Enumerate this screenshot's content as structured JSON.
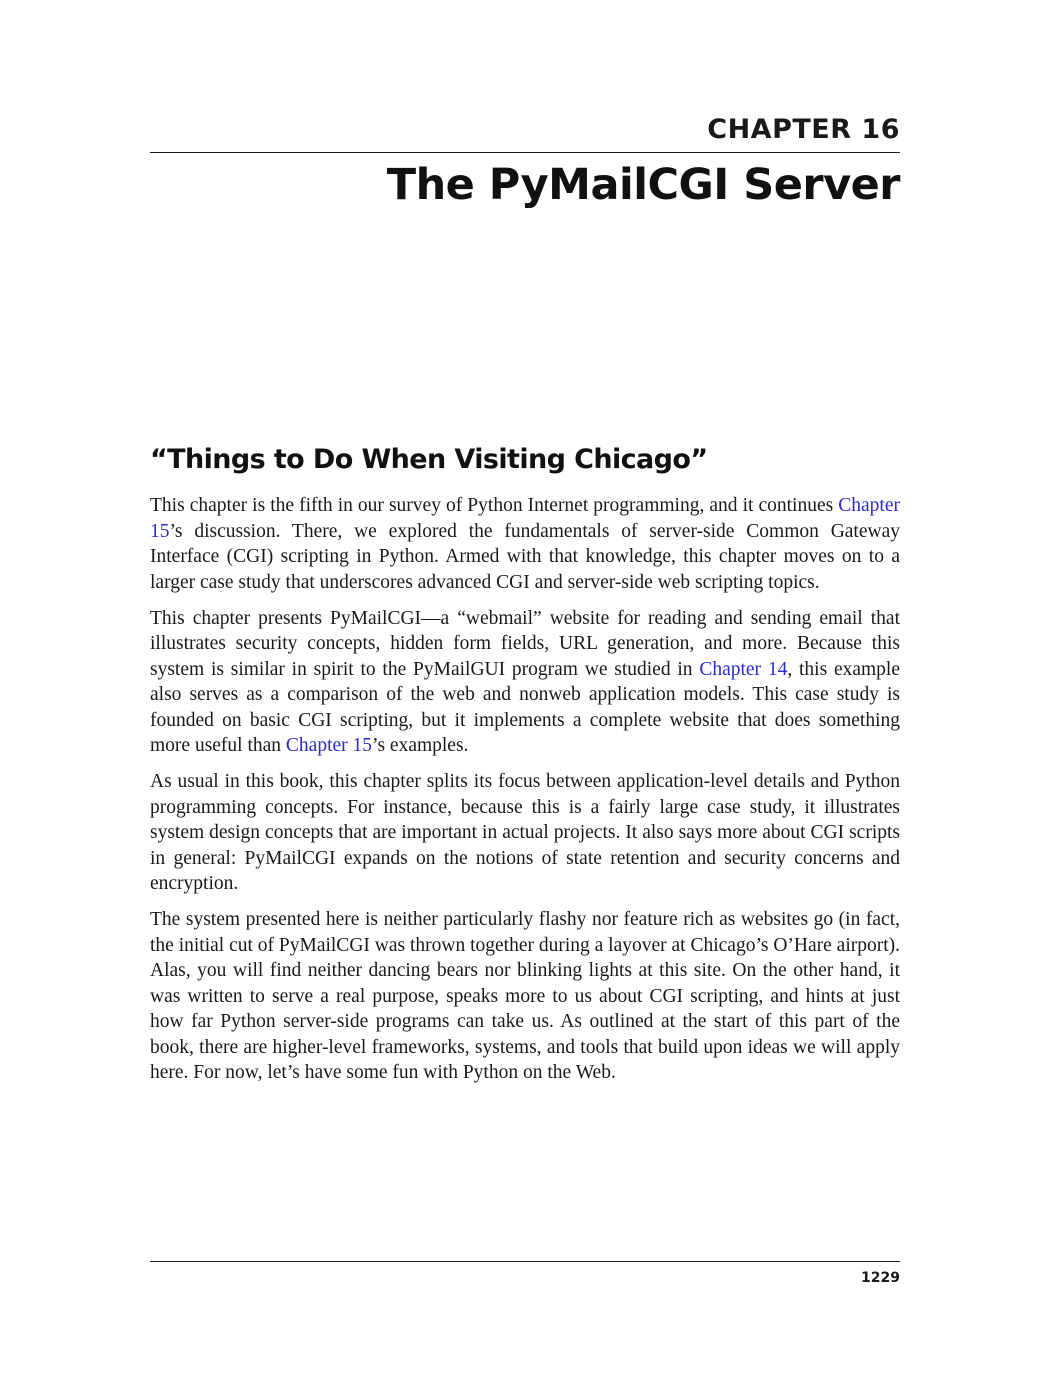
{
  "header": {
    "chapter_label": "CHAPTER 16",
    "chapter_title": "The PyMailCGI Server"
  },
  "section": {
    "heading": "“Things to Do When Visiting Chicago”"
  },
  "paragraphs": {
    "p1": {
      "link1": "Chapter 15",
      "t0": "This chapter is the fifth in our survey of Python Internet programming, and it continues ",
      "t1": "’s discussion. There, we explored the fundamentals of server-side Common Gateway Interface (CGI) scripting in Python. Armed with that knowledge, this chapter moves on to a larger case study that underscores advanced CGI and server-side web scripting topics."
    },
    "p2": {
      "t0": "This chapter presents PyMailCGI—a “webmail” website for reading and sending email that illustrates security concepts, hidden form fields, URL generation, and more. Because this system is similar in spirit to the PyMailGUI program we studied in ",
      "link1": "Chapter 14",
      "t1": ", this example also serves as a comparison of the web and nonweb application models. This case study is founded on basic CGI scripting, but it implements a complete website that does something more useful than ",
      "link2": "Chapter 15",
      "t2": "’s examples."
    },
    "p3": {
      "t0": "As usual in this book, this chapter splits its focus between application-level details and Python programming concepts. For instance, because this is a fairly large case study, it illustrates system design concepts that are important in actual projects. It also says more about CGI scripts in general: PyMailCGI expands on the notions of state retention and security concerns and encryption."
    },
    "p4": {
      "t0": "The system presented here is neither particularly flashy nor feature rich as websites go (in fact, the initial cut of PyMailCGI was thrown together during a layover at Chicago’s O’Hare airport). Alas, you will find neither dancing bears nor blinking lights at this site. On the other hand, it was written to serve a real purpose, speaks more to us about CGI scripting, and hints at just how far Python server-side programs can take us. As outlined at the start of this part of the book, there are higher-level frameworks, systems, and tools that build upon ideas we will apply here. For now, let’s have some fun with Python on the Web."
    }
  },
  "footer": {
    "page_number": "1229"
  },
  "colors": {
    "link": "#2a2acb",
    "text": "#1a1a1a"
  }
}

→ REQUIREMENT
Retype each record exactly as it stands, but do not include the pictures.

→ WRITTEN SOLUTION
Enumerate this screenshot's content as structured JSON.
{
  "header": {
    "chapter_label": "CHAPTER 16",
    "chapter_title": "The PyMailCGI Server"
  },
  "section": {
    "heading": "“Things to Do When Visiting Chicago”"
  },
  "paragraphs": {
    "p1": {
      "link1": "Chapter 15",
      "t0": "This chapter is the fifth in our survey of Python Internet programming, and it continues ",
      "t1": "’s discussion. There, we explored the fundamentals of server-side Common Gateway Interface (CGI) scripting in Python. Armed with that knowledge, this chapter moves on to a larger case study that underscores advanced CGI and server-side web scripting topics."
    },
    "p2": {
      "t0": "This chapter presents PyMailCGI—a “webmail” website for reading and sending email that illustrates security concepts, hidden form fields, URL generation, and more. Because this system is similar in spirit to the PyMailGUI program we studied in ",
      "link1": "Chapter 14",
      "t1": ", this example also serves as a comparison of the web and nonweb application models. This case study is founded on basic CGI scripting, but it implements a complete website that does something more useful than ",
      "link2": "Chapter 15",
      "t2": "’s examples."
    },
    "p3": {
      "t0": "As usual in this book, this chapter splits its focus between application-level details and Python programming concepts. For instance, because this is a fairly large case study, it illustrates system design concepts that are important in actual projects. It also says more about CGI scripts in general: PyMailCGI expands on the notions of state retention and security concerns and encryption."
    },
    "p4": {
      "t0": "The system presented here is neither particularly flashy nor feature rich as websites go (in fact, the initial cut of PyMailCGI was thrown together during a layover at Chicago’s O’Hare airport). Alas, you will find neither dancing bears nor blinking lights at this site. On the other hand, it was written to serve a real purpose, speaks more to us about CGI scripting, and hints at just how far Python server-side programs can take us. As outlined at the start of this part of the book, there are higher-level frameworks, systems, and tools that build upon ideas we will apply here. For now, let’s have some fun with Python on the Web."
    }
  },
  "footer": {
    "page_number": "1229"
  },
  "colors": {
    "link": "#2a2acb",
    "text": "#1a1a1a"
  }
}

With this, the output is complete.